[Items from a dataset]
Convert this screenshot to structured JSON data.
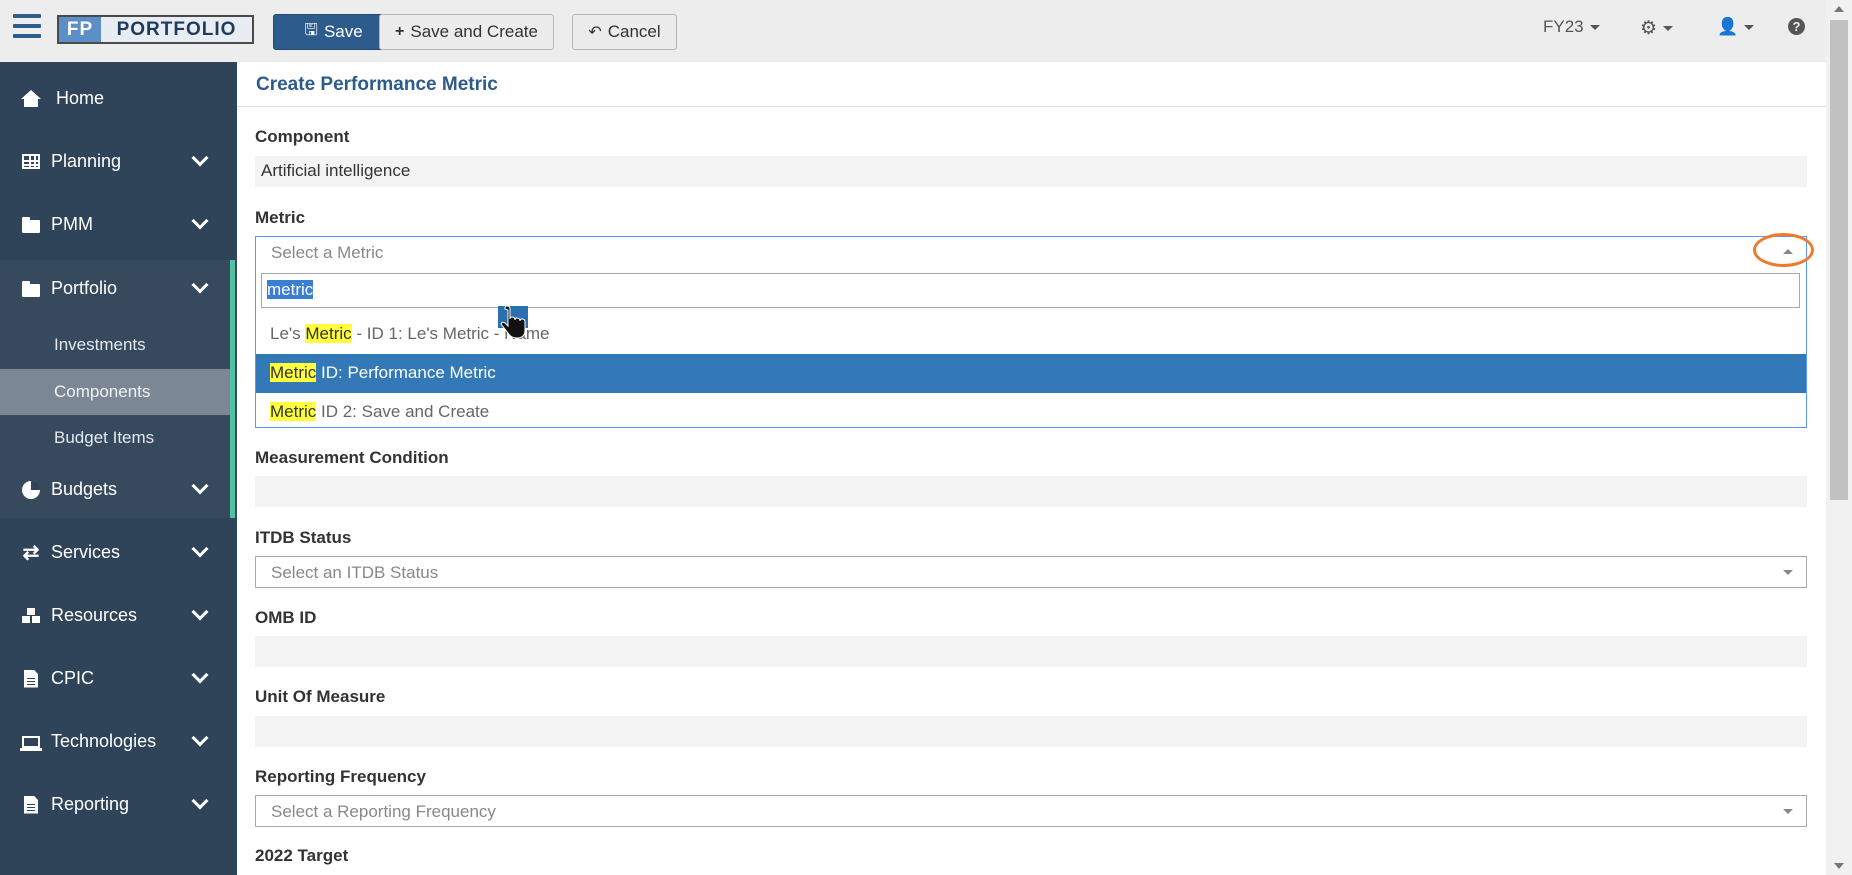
{
  "topbar": {
    "logo_fp": "FP",
    "logo_text": "PORTFOLIO",
    "save_label": "Save",
    "save_create_label": "Save and Create",
    "cancel_label": "Cancel",
    "fiscal_year": "FY23",
    "icons": [
      "hamburger-icon",
      "save-icon",
      "plus-icon",
      "undo-icon",
      "gears-icon",
      "user-icon",
      "help-icon"
    ]
  },
  "sidebar": {
    "items": [
      {
        "label": "Home",
        "icon": "home-icon"
      },
      {
        "label": "Planning",
        "icon": "table-icon"
      },
      {
        "label": "PMM",
        "icon": "folder-icon"
      },
      {
        "label": "Portfolio",
        "icon": "folder-icon"
      },
      {
        "label": "Budgets",
        "icon": "pie-chart-icon"
      },
      {
        "label": "Services",
        "icon": "exchange-icon"
      },
      {
        "label": "Resources",
        "icon": "cubes-icon"
      },
      {
        "label": "CPIC",
        "icon": "document-icon"
      },
      {
        "label": "Technologies",
        "icon": "laptop-icon"
      },
      {
        "label": "Reporting",
        "icon": "document-icon"
      }
    ],
    "portfolio_sub": [
      {
        "label": "Investments"
      },
      {
        "label": "Components",
        "active": true
      },
      {
        "label": "Budget Items"
      }
    ]
  },
  "main": {
    "title": "Create Performance Metric",
    "component_label": "Component",
    "component_value": "Artificial intelligence",
    "metric_label": "Metric",
    "metric_placeholder": "Select a Metric",
    "metric_search": "metric",
    "metric_options": [
      {
        "match": "Metric",
        "pre": "Le's ",
        "post": " - ID 1: Le's Metric - Name"
      },
      {
        "match": "Metric",
        "pre": "",
        "post": " ID: Performance Metric"
      },
      {
        "match": "Metric",
        "pre": "",
        "post": " ID 2: Save and Create"
      }
    ],
    "measurement_condition_label": "Measurement Condition",
    "itdb_status_label": "ITDB Status",
    "itdb_status_placeholder": "Select an ITDB Status",
    "omb_id_label": "OMB ID",
    "unit_of_measure_label": "Unit Of Measure",
    "reporting_frequency_label": "Reporting Frequency",
    "reporting_frequency_placeholder": "Select a Reporting Frequency",
    "target_label": "2022 Target"
  },
  "colors": {
    "sidebar_bg": "#2f4459",
    "accent": "#2c5b8c",
    "portfolio_accent": "#4fc3a1",
    "highlight": "#ffff3c",
    "active_option": "#3379b7",
    "annotation_ring": "#f07a2a"
  }
}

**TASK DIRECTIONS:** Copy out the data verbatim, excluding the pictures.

**YOUR SOLUTION:**
Convert this screenshot to structured JSON data.
{
  "topbar": {
    "logo_fp": "FP",
    "logo_text": "PORTFOLIO",
    "save_label": "Save",
    "save_create_label": "Save and Create",
    "cancel_label": "Cancel",
    "fiscal_year": "FY23",
    "icons": [
      "hamburger-icon",
      "save-icon",
      "plus-icon",
      "undo-icon",
      "gears-icon",
      "user-icon",
      "help-icon"
    ]
  },
  "sidebar": {
    "items": [
      {
        "label": "Home",
        "icon": "home-icon"
      },
      {
        "label": "Planning",
        "icon": "table-icon"
      },
      {
        "label": "PMM",
        "icon": "folder-icon"
      },
      {
        "label": "Portfolio",
        "icon": "folder-icon"
      },
      {
        "label": "Budgets",
        "icon": "pie-chart-icon"
      },
      {
        "label": "Services",
        "icon": "exchange-icon"
      },
      {
        "label": "Resources",
        "icon": "cubes-icon"
      },
      {
        "label": "CPIC",
        "icon": "document-icon"
      },
      {
        "label": "Technologies",
        "icon": "laptop-icon"
      },
      {
        "label": "Reporting",
        "icon": "document-icon"
      }
    ],
    "portfolio_sub": [
      {
        "label": "Investments"
      },
      {
        "label": "Components",
        "active": true
      },
      {
        "label": "Budget Items"
      }
    ]
  },
  "main": {
    "title": "Create Performance Metric",
    "component_label": "Component",
    "component_value": "Artificial intelligence",
    "metric_label": "Metric",
    "metric_placeholder": "Select a Metric",
    "metric_search": "metric",
    "metric_options": [
      {
        "match": "Metric",
        "pre": "Le's ",
        "post": " - ID 1: Le's Metric - Name"
      },
      {
        "match": "Metric",
        "pre": "",
        "post": " ID: Performance Metric"
      },
      {
        "match": "Metric",
        "pre": "",
        "post": " ID 2: Save and Create"
      }
    ],
    "measurement_condition_label": "Measurement Condition",
    "itdb_status_label": "ITDB Status",
    "itdb_status_placeholder": "Select an ITDB Status",
    "omb_id_label": "OMB ID",
    "unit_of_measure_label": "Unit Of Measure",
    "reporting_frequency_label": "Reporting Frequency",
    "reporting_frequency_placeholder": "Select a Reporting Frequency",
    "target_label": "2022 Target"
  },
  "colors": {
    "sidebar_bg": "#2f4459",
    "accent": "#2c5b8c",
    "portfolio_accent": "#4fc3a1",
    "highlight": "#ffff3c",
    "active_option": "#3379b7",
    "annotation_ring": "#f07a2a"
  }
}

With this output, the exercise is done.